■ **What the task asks**:
An identical copy of all records below is to be written out.

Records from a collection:
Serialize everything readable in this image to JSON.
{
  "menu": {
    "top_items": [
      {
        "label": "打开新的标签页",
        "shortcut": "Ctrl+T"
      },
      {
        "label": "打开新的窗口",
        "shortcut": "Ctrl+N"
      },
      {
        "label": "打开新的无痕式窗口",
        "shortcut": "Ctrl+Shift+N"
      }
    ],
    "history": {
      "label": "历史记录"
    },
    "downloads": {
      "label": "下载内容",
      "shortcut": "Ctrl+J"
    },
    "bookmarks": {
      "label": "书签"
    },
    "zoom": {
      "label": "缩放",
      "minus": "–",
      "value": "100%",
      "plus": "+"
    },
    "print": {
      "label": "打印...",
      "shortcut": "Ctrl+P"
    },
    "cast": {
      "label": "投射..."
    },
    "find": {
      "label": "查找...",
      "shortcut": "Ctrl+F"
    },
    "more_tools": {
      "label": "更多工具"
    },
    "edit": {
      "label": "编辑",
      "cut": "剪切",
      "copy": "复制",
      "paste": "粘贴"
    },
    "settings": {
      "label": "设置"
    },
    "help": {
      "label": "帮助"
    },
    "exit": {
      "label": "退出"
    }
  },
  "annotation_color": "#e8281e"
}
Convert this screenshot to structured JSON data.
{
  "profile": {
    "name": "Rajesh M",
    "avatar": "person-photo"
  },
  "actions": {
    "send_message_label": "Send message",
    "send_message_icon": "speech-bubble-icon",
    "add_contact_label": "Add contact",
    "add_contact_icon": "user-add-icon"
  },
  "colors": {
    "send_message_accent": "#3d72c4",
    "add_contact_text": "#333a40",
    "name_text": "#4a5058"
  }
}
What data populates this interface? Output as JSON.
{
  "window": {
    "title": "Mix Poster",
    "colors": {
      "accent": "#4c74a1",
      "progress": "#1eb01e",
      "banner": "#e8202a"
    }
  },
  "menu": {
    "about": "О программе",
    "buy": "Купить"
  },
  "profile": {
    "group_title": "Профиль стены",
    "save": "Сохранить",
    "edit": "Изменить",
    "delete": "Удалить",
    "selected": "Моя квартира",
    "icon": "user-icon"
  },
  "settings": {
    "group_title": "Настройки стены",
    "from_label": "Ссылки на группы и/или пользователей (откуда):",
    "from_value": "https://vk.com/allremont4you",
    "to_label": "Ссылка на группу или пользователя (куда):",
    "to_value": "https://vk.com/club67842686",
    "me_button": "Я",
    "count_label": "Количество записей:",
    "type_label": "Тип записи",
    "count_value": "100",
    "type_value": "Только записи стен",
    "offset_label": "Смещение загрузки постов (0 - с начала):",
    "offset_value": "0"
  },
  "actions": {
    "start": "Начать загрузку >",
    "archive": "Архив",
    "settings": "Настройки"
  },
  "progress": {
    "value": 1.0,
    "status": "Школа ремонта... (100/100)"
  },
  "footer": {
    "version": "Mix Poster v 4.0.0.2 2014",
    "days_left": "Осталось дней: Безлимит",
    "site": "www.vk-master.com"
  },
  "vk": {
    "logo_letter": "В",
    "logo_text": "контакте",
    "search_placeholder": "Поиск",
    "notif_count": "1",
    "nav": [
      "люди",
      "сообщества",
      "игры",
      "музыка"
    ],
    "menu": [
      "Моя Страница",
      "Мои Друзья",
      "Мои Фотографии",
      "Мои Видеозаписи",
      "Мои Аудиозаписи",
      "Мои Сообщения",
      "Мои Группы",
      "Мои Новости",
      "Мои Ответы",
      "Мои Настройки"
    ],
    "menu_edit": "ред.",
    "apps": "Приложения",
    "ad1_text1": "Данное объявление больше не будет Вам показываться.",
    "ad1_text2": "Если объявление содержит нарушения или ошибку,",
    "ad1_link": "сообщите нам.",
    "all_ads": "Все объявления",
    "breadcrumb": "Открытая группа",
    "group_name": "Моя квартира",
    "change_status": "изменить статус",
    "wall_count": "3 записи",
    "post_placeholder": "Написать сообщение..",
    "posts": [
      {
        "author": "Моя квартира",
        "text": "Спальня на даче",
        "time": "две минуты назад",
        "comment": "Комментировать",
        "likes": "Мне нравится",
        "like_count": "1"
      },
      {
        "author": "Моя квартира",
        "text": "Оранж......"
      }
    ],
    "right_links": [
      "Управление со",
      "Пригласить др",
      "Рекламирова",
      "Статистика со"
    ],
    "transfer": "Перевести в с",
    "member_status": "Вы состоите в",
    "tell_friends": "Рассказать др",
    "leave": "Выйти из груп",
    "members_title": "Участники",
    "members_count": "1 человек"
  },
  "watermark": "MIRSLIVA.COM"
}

■ **Reply**:
Serialize everything readable in this image to JSON.
{
  "menu": {
    "top_items": [
      {
        "label": "打开新的标签页",
        "shortcut": "Ctrl+T"
      },
      {
        "label": "打开新的窗口",
        "shortcut": "Ctrl+N"
      },
      {
        "label": "打开新的无痕式窗口",
        "shortcut": "Ctrl+Shift+N"
      }
    ],
    "history": {
      "label": "历史记录"
    },
    "downloads": {
      "label": "下载内容",
      "shortcut": "Ctrl+J"
    },
    "bookmarks": {
      "label": "书签"
    },
    "zoom": {
      "label": "缩放",
      "minus": "–",
      "value": "100%",
      "plus": "+"
    },
    "print": {
      "label": "打印...",
      "shortcut": "Ctrl+P"
    },
    "cast": {
      "label": "投射..."
    },
    "find": {
      "label": "查找...",
      "shortcut": "Ctrl+F"
    },
    "more_tools": {
      "label": "更多工具"
    },
    "edit": {
      "label": "编辑",
      "cut": "剪切",
      "copy": "复制",
      "paste": "粘贴"
    },
    "settings": {
      "label": "设置"
    },
    "help": {
      "label": "帮助"
    },
    "exit": {
      "label": "退出"
    }
  },
  "annotation_color": "#e8281e"
}
Convert this screenshot to structured JSON data.
{
  "profile": {
    "name": "Rajesh M",
    "avatar": "person-photo"
  },
  "actions": {
    "send_message_label": "Send message",
    "send_message_icon": "speech-bubble-icon",
    "add_contact_label": "Add contact",
    "add_contact_icon": "user-add-icon"
  },
  "colors": {
    "send_message_accent": "#3d72c4",
    "add_contact_text": "#333a40",
    "name_text": "#4a5058"
  }
}
What data populates this interface? Output as JSON.
{
  "window": {
    "title": "Mix Poster",
    "colors": {
      "accent": "#4c74a1",
      "progress": "#1eb01e",
      "banner": "#e8202a"
    }
  },
  "menu": {
    "about": "О программе",
    "buy": "Купить"
  },
  "profile": {
    "group_title": "Профиль стены",
    "save": "Сохранить",
    "edit": "Изменить",
    "delete": "Удалить",
    "selected": "Моя квартира",
    "icon": "user-icon"
  },
  "settings": {
    "group_title": "Настройки стены",
    "from_label": "Ссылки на группы и/или пользователей (откуда):",
    "from_value": "https://vk.com/allremont4you",
    "to_label": "Ссылка на группу или пользователя (куда):",
    "to_value": "https://vk.com/club67842686",
    "me_button": "Я",
    "count_label": "Количество записей:",
    "type_label": "Тип записи",
    "count_value": "100",
    "type_value": "Только записи стен",
    "offset_label": "Смещение загрузки постов (0 - с начала):",
    "offset_value": "0"
  },
  "actions": {
    "start": "Начать загрузку >",
    "archive": "Архив",
    "settings": "Настройки"
  },
  "progress": {
    "value": 1.0,
    "status": "Школа ремонта... (100/100)"
  },
  "footer": {
    "version": "Mix Poster v 4.0.0.2 2014",
    "days_left": "Осталось дней: Безлимит",
    "site": "www.vk-master.com"
  },
  "vk": {
    "logo_letter": "В",
    "logo_text": "контакте",
    "search_placeholder": "Поиск",
    "notif_count": "1",
    "nav": [
      "люди",
      "сообщества",
      "игры",
      "музыка"
    ],
    "menu": [
      "Моя Страница",
      "Мои Друзья",
      "Мои Фотографии",
      "Мои Видеозаписи",
      "Мои Аудиозаписи",
      "Мои Сообщения",
      "Мои Группы",
      "Мои Новости",
      "Мои Ответы",
      "Мои Настройки"
    ],
    "menu_edit": "ред.",
    "apps": "Приложения",
    "ad1_text1": "Данное объявление больше не будет Вам показываться.",
    "ad1_text2": "Если объявление содержит нарушения или ошибку,",
    "ad1_link": "сообщите нам.",
    "all_ads": "Все объявления",
    "breadcrumb": "Открытая группа",
    "group_name": "Моя квартира",
    "change_status": "изменить статус",
    "wall_count": "3 записи",
    "post_placeholder": "Написать сообщение..",
    "posts": [
      {
        "author": "Моя квартира",
        "text": "Спальня на даче",
        "time": "две минуты назад",
        "comment": "Комментировать",
        "likes": "Мне нравится",
        "like_count": "1"
      },
      {
        "author": "Моя квартира",
        "text": "Оранж......"
      }
    ],
    "right_links": [
      "Управление со",
      "Пригласить др",
      "Рекламирова",
      "Статистика со"
    ],
    "transfer": "Перевести в с",
    "member_status": "Вы состоите в",
    "tell_friends": "Рассказать др",
    "leave": "Выйти из груп",
    "members_title": "Участники",
    "members_count": "1 человек"
  },
  "watermark": "MIRSLIVA.COM"
}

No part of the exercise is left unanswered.